* [Problem to work on]: From the first line to the last, please print the entries exactly, omitting pictures.

(Data)

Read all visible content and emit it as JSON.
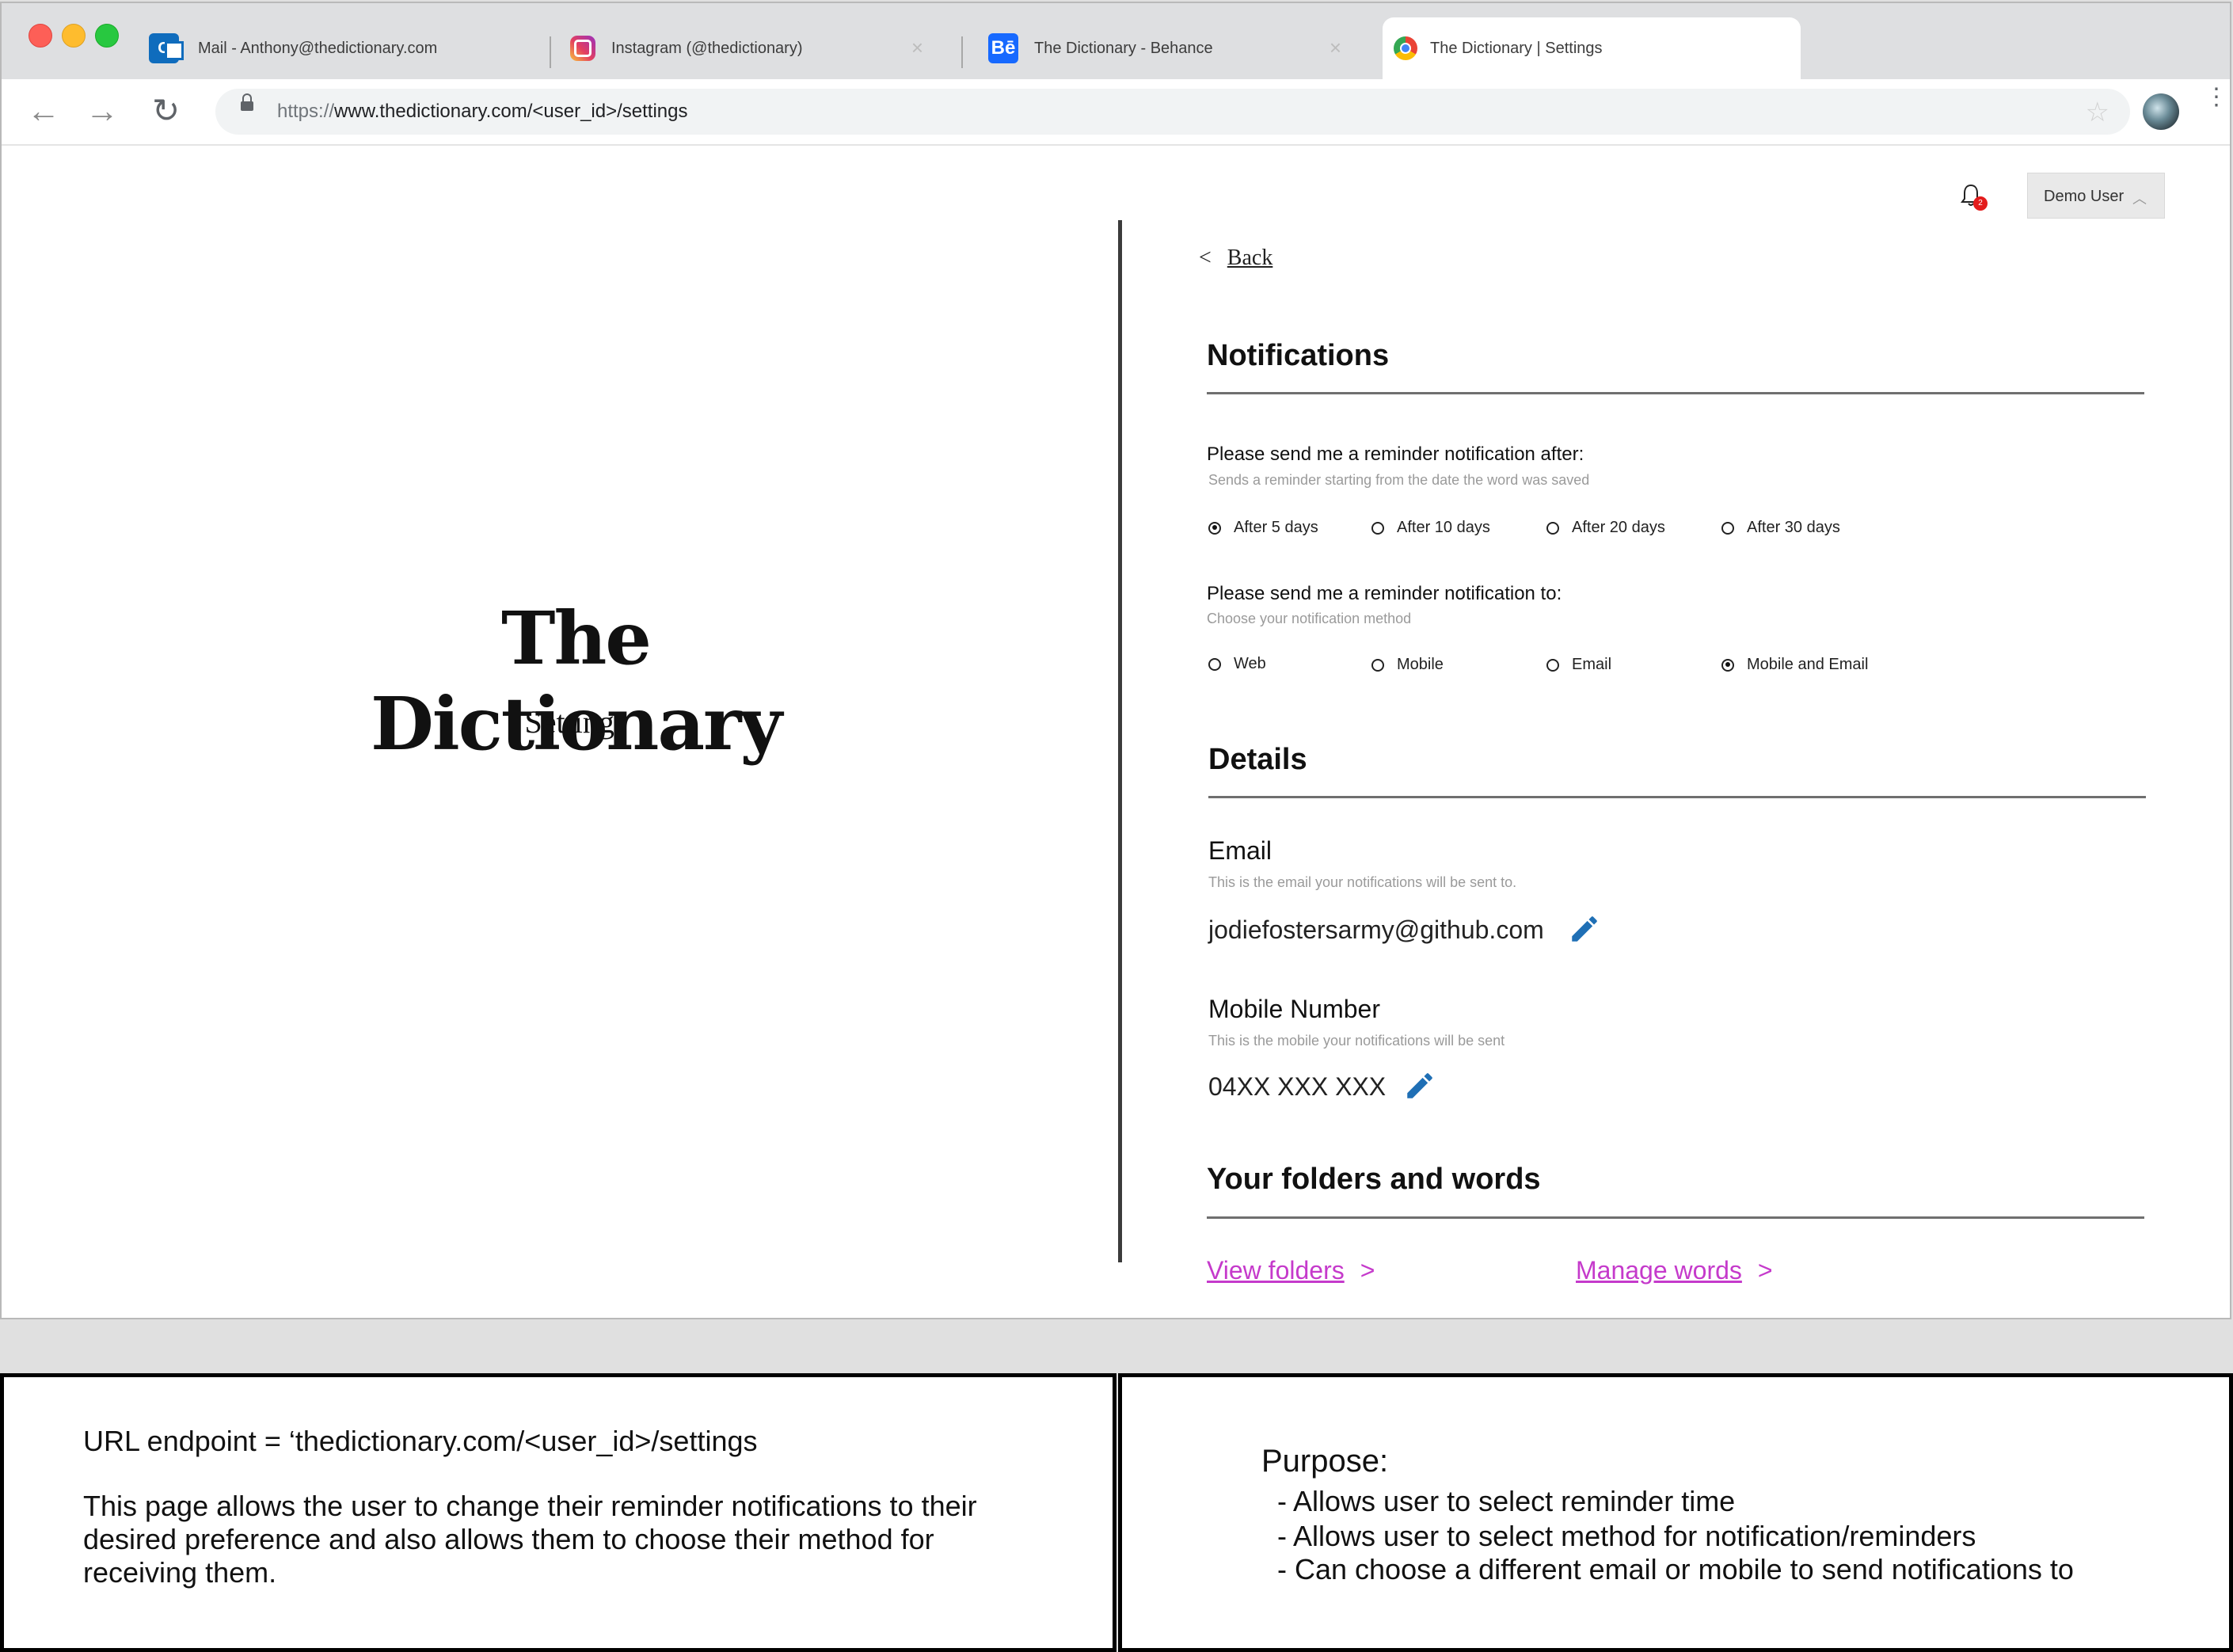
{
  "browser": {
    "tabs": [
      {
        "title": "Mail - Anthony@thedictionary.com",
        "icon": "outlook-icon"
      },
      {
        "title": "Instagram (@thedictionary)",
        "icon": "instagram-icon",
        "close": "×"
      },
      {
        "title": "The Dictionary - Behance",
        "icon": "behance-icon",
        "icon_text": "Bē",
        "close": "×"
      },
      {
        "title": "The Dictionary | Settings",
        "icon": "chrome-icon",
        "active": true
      }
    ],
    "address": {
      "scheme": "https://",
      "rest": "www.thedictionary.com/<user_id>/settings"
    },
    "nav": {
      "back": "←",
      "forward": "→",
      "reload": "↻",
      "star": "☆",
      "menu": "⋮"
    }
  },
  "header": {
    "notification_count": "2",
    "user_label": "Demo User",
    "user_chevron": "︿"
  },
  "brand": {
    "title": "The Dictionary",
    "subtitle": "Settings"
  },
  "back": {
    "chevron": "<",
    "label": "Back"
  },
  "notifications": {
    "heading": "Notifications",
    "after": {
      "question": "Please send me a reminder notification after:",
      "hint": "Sends a reminder starting from the date the word was saved",
      "options": [
        "After 5 days",
        "After 10 days",
        "After 20 days",
        "After 30 days"
      ],
      "selected": "After 5 days"
    },
    "to": {
      "question": "Please send me a reminder notification to:",
      "hint": "Choose your notification method",
      "options": [
        "Web",
        "Mobile",
        "Email",
        "Mobile and Email"
      ],
      "selected": "Mobile and Email"
    }
  },
  "details": {
    "heading": "Details",
    "email": {
      "label": "Email",
      "hint": "This is the email your notifications will be sent to.",
      "value": "jodiefostersarmy@github.com"
    },
    "mobile": {
      "label": "Mobile Number",
      "hint": "This is the mobile your notifications will be sent",
      "value": "04XX XXX XXX"
    }
  },
  "folders": {
    "heading": "Your folders and words",
    "links": [
      {
        "label": "View folders",
        "chevron": ">"
      },
      {
        "label": "Manage words",
        "chevron": ">"
      }
    ]
  },
  "annotations": {
    "left": {
      "endpoint": "URL endpoint = ‘thedictionary.com/<user_id>/settings",
      "description": "This page allows the user to change their reminder notifications to their desired preference and also allows them to choose their method for receiving them."
    },
    "right": {
      "title": "Purpose:",
      "items": [
        "- Allows user to select reminder time",
        "- Allows user to select method for notification/reminders",
        "- Can choose a different email or mobile to send notifications to"
      ]
    }
  },
  "colors": {
    "link": "#c53acb",
    "edit_icon": "#1f6fb5",
    "badge": "#e31c1c"
  }
}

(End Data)

* [Your solution]:
Read all visible content and emit it as JSON.
{
  "browser": {
    "tabs": [
      {
        "title": "Mail - Anthony@thedictionary.com",
        "icon": "outlook-icon"
      },
      {
        "title": "Instagram (@thedictionary)",
        "icon": "instagram-icon",
        "close": "×"
      },
      {
        "title": "The Dictionary - Behance",
        "icon": "behance-icon",
        "icon_text": "Bē",
        "close": "×"
      },
      {
        "title": "The Dictionary | Settings",
        "icon": "chrome-icon",
        "active": true
      }
    ],
    "address": {
      "scheme": "https://",
      "rest": "www.thedictionary.com/<user_id>/settings"
    },
    "nav": {
      "back": "←",
      "forward": "→",
      "reload": "↻",
      "star": "☆",
      "menu": "⋮"
    }
  },
  "header": {
    "notification_count": "2",
    "user_label": "Demo User",
    "user_chevron": "︿"
  },
  "brand": {
    "title": "The Dictionary",
    "subtitle": "Settings"
  },
  "back": {
    "chevron": "<",
    "label": "Back"
  },
  "notifications": {
    "heading": "Notifications",
    "after": {
      "question": "Please send me a reminder notification after:",
      "hint": "Sends a reminder starting from the date the word was saved",
      "options": [
        "After 5 days",
        "After 10 days",
        "After 20 days",
        "After 30 days"
      ],
      "selected": "After 5 days"
    },
    "to": {
      "question": "Please send me a reminder notification to:",
      "hint": "Choose your notification method",
      "options": [
        "Web",
        "Mobile",
        "Email",
        "Mobile and Email"
      ],
      "selected": "Mobile and Email"
    }
  },
  "details": {
    "heading": "Details",
    "email": {
      "label": "Email",
      "hint": "This is the email your notifications will be sent to.",
      "value": "jodiefostersarmy@github.com"
    },
    "mobile": {
      "label": "Mobile Number",
      "hint": "This is the mobile your notifications will be sent",
      "value": "04XX XXX XXX"
    }
  },
  "folders": {
    "heading": "Your folders and words",
    "links": [
      {
        "label": "View folders",
        "chevron": ">"
      },
      {
        "label": "Manage words",
        "chevron": ">"
      }
    ]
  },
  "annotations": {
    "left": {
      "endpoint": "URL endpoint = ‘thedictionary.com/<user_id>/settings",
      "description": "This page allows the user to change their reminder notifications to their desired preference and also allows them to choose their method for receiving them."
    },
    "right": {
      "title": "Purpose:",
      "items": [
        "- Allows user to select reminder time",
        "- Allows user to select method for notification/reminders",
        "- Can choose a different email or mobile to send notifications to"
      ]
    }
  },
  "colors": {
    "link": "#c53acb",
    "edit_icon": "#1f6fb5",
    "badge": "#e31c1c"
  }
}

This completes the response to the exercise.